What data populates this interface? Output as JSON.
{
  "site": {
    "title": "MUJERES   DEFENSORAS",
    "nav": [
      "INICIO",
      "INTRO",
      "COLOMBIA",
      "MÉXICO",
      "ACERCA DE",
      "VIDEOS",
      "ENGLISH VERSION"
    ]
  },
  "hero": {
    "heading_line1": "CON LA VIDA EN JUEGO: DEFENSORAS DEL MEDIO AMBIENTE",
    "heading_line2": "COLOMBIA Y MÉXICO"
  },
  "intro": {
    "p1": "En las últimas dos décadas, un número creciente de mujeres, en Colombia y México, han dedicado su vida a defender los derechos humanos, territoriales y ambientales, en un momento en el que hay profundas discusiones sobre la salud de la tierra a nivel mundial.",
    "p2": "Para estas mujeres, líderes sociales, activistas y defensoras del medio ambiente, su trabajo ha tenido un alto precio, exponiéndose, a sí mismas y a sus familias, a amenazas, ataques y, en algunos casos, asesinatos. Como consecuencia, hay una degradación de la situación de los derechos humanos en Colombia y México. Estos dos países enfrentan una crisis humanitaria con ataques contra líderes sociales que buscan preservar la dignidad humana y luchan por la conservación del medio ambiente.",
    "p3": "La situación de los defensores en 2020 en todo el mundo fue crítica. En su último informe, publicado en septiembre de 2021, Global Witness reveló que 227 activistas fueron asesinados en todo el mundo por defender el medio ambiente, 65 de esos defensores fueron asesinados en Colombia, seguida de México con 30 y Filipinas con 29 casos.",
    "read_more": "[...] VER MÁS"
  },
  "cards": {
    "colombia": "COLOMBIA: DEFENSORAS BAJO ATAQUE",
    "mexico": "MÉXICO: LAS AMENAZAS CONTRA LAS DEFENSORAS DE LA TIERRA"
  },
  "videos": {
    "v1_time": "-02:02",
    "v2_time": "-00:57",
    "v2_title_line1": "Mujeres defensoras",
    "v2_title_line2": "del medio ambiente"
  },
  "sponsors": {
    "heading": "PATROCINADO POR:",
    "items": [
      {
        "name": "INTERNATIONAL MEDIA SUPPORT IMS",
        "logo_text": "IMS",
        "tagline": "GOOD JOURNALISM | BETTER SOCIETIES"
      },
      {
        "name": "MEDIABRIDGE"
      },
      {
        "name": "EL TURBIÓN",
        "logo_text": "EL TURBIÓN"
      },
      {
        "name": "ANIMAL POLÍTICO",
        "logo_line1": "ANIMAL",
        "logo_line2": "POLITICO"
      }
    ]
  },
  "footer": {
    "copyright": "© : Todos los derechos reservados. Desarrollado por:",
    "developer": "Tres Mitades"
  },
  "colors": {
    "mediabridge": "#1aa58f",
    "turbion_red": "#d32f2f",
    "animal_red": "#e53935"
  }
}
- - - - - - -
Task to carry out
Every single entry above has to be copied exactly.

Answer area
What data populates this interface? Output as JSON.
{
  "site": {
    "title": "MUJERES   DEFENSORAS",
    "nav": [
      "INICIO",
      "INTRO",
      "COLOMBIA",
      "MÉXICO",
      "ACERCA DE",
      "VIDEOS",
      "ENGLISH VERSION"
    ]
  },
  "hero": {
    "heading_line1": "CON LA VIDA EN JUEGO: DEFENSORAS DEL MEDIO AMBIENTE",
    "heading_line2": "COLOMBIA Y MÉXICO"
  },
  "intro": {
    "p1": "En las últimas dos décadas, un número creciente de mujeres, en Colombia y México, han dedicado su vida a defender los derechos humanos, territoriales y ambientales, en un momento en el que hay profundas discusiones sobre la salud de la tierra a nivel mundial.",
    "p2": "Para estas mujeres, líderes sociales, activistas y defensoras del medio ambiente, su trabajo ha tenido un alto precio, exponiéndose, a sí mismas y a sus familias, a amenazas, ataques y, en algunos casos, asesinatos. Como consecuencia, hay una degradación de la situación de los derechos humanos en Colombia y México. Estos dos países enfrentan una crisis humanitaria con ataques contra líderes sociales que buscan preservar la dignidad humana y luchan por la conservación del medio ambiente.",
    "p3": "La situación de los defensores en 2020 en todo el mundo fue crítica. En su último informe, publicado en septiembre de 2021, Global Witness reveló que 227 activistas fueron asesinados en todo el mundo por defender el medio ambiente, 65 de esos defensores fueron asesinados en Colombia, seguida de México con 30 y Filipinas con 29 casos.",
    "read_more": "[...] VER MÁS"
  },
  "cards": {
    "colombia": "COLOMBIA: DEFENSORAS BAJO ATAQUE",
    "mexico": "MÉXICO: LAS AMENAZAS CONTRA LAS DEFENSORAS DE LA TIERRA"
  },
  "videos": {
    "v1_time": "-02:02",
    "v2_time": "-00:57",
    "v2_title_line1": "Mujeres defensoras",
    "v2_title_line2": "del medio ambiente"
  },
  "sponsors": {
    "heading": "PATROCINADO POR:",
    "items": [
      {
        "name": "INTERNATIONAL MEDIA SUPPORT IMS",
        "logo_text": "IMS",
        "tagline": "GOOD JOURNALISM | BETTER SOCIETIES"
      },
      {
        "name": "MEDIABRIDGE"
      },
      {
        "name": "EL TURBIÓN",
        "logo_text": "EL TURBIÓN"
      },
      {
        "name": "ANIMAL POLÍTICO",
        "logo_line1": "ANIMAL",
        "logo_line2": "POLITICO"
      }
    ]
  },
  "footer": {
    "copyright": "© : Todos los derechos reservados. Desarrollado por:",
    "developer": "Tres Mitades"
  },
  "colors": {
    "mediabridge": "#1aa58f",
    "turbion_red": "#d32f2f",
    "animal_red": "#e53935"
  }
}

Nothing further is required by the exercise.